As part of ensuring that my research is relevant to the ISMAR, in association with research participants, I am co-facilitating an African Reparations Transnational Community of Practice (ARTCoP). The ARTCoP is essentially an informal network for research participants and other interested stakeholders who share a an interest or passion for African reparations advocacy or activism and can be supported to share information knowledge and learning in order to strengthen or improve their reparations advocacy, campaigning or organising actions as they interact regularly. In fact, the pedagogical, understood as knowledge practices and learning processes, often takes a pivotal role in the emergence, development and sustainability of social movements and community struggles. Notably, building the ARTCoP consciously critiques the assumption that ‘knowledge’ is only generated only in academic institutions of learning such as universities. The purpose of developing the ARTCoP is to give recognition to all those involved in co-producing knowledge relevant to African reparations and then to facilitate processes for the effective use of this knowledge in the service of the International Social Movement for African Reparations (ISMAR).
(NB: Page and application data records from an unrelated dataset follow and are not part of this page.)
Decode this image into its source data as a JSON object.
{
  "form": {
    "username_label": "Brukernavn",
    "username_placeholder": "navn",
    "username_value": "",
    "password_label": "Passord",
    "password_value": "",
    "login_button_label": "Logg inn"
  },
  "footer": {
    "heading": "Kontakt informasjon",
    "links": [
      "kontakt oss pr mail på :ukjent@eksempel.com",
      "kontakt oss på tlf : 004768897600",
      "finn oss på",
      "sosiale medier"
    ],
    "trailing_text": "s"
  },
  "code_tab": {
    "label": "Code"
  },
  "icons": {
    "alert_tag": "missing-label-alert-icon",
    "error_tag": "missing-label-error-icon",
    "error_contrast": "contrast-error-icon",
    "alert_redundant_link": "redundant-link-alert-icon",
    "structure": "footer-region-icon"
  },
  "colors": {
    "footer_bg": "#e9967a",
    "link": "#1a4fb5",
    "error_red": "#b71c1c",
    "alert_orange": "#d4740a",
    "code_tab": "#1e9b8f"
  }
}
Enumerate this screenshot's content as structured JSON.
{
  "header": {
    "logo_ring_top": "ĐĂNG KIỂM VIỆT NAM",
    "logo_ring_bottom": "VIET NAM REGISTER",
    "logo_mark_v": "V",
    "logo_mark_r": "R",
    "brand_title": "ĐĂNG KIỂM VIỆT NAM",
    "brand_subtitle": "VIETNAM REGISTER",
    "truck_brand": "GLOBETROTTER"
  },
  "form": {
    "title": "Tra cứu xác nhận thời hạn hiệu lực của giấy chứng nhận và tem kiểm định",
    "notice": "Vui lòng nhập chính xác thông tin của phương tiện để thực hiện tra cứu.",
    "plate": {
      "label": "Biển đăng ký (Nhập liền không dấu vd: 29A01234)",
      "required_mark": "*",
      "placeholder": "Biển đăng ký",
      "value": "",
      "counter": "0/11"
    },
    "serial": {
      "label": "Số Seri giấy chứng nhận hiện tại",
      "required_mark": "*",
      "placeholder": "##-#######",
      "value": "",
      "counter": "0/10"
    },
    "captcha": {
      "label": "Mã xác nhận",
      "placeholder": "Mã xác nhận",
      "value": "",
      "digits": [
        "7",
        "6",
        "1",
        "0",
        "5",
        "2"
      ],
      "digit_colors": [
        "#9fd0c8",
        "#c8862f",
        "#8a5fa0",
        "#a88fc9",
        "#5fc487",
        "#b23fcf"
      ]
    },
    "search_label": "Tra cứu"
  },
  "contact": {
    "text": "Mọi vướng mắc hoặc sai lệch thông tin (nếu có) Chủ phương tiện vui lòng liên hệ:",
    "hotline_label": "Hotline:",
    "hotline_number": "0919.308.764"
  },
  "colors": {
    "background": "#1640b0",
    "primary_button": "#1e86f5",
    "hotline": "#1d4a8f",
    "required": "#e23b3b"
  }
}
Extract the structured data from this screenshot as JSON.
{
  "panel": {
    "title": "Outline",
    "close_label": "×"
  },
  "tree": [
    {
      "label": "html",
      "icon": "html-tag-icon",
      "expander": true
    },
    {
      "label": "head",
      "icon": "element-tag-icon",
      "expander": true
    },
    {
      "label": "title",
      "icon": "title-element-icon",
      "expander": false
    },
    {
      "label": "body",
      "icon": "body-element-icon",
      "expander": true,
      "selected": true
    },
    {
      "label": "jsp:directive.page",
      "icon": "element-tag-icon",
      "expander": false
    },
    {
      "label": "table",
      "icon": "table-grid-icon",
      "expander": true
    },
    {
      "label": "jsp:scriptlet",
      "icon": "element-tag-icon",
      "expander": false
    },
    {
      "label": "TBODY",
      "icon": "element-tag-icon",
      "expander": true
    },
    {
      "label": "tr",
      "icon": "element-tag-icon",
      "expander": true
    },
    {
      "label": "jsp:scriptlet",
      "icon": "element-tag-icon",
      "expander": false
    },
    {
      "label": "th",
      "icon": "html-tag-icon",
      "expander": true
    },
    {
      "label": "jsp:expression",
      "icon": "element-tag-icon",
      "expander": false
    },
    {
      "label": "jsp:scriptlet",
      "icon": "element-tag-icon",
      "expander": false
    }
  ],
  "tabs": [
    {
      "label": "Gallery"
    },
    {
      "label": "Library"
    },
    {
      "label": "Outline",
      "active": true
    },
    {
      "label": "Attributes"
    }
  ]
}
What are the aims of the ARTCoP ?
• Provide a much-needed space for critical reflection as a basis for taking more effective strategic action by supporting members of the International Social Movement for African Reparations (ISMAR) and their allies to strengthen and improve their movement-building activities enabling them to learn from, compliment and collaborate with each other to achieve common reparations-related objectives;
• Enable participants in the ARTCoP to develop a shared understanding of the history of the ISMAR; • Facilitate the learning and the sharing of ideas, knowledge, information, experiences, expertise, research, strategies and resources among participants in the ARTCoP pertaining to the history and heritage of reparations thought, advocacy and activism;
• Gain recognition in mainstream academia and amongst policy-makers of the knowledge and pedagogical practices being produced outside of formal educational institutions on reparations and to bridge the gap between these various knowledges;
• Stimulate dialogue among and between members about the ISMAR’s past, present and future;
• Support participants in the ARTCoP to develop various resources such as tools, documents, vocabulary and symbols that in some way carry the accumulated knowledge of the ISMAR. On the basis of learning being gleaned and constructive engagements from research participants thus far there is a need for the creation of a reparations movement-related education, learning and reflection space which accompanies efforts to mobilise and organise constituencies within the community of African reparations interest, builds a clear reparations social change agenda, and prepares the constituencies to choose their targets, strategies and actions to bring about the changes or improvements sought.
In light of the above, the following have been proposed as priority concerns of the ARTCoP:
1. To counter fragmentation amongst constituencies within the community of African reparations interest and reparations groups, networks and organisations by promoting understanding of the common grounds and shared goals between many reparations groups, organisations, campaigns and other social justice movements;
2. To promote honest discussions on the obstacles to integrating a reparations framework in the work of other social justice causes and movements; 3. To promote honest discussion of the obstacles to building a more inclusive ISMAR and existing reparations advocates, activists and allies working together more constructively.
For further info about how you can contribute to building the ARTCoP please email: firstname.lastname@example.org or E.Stanford-Xosei@chi.ac.uk ________________________________________  Lave, Jean; Wenger, Etienne (1991). Situated Learning: Legitimate Peripheral Participation. Cambridge: Cambridge University Press. ISBN 0-521-42374-0.; first published in 1990 as Institute for Research on Learning report 90-0013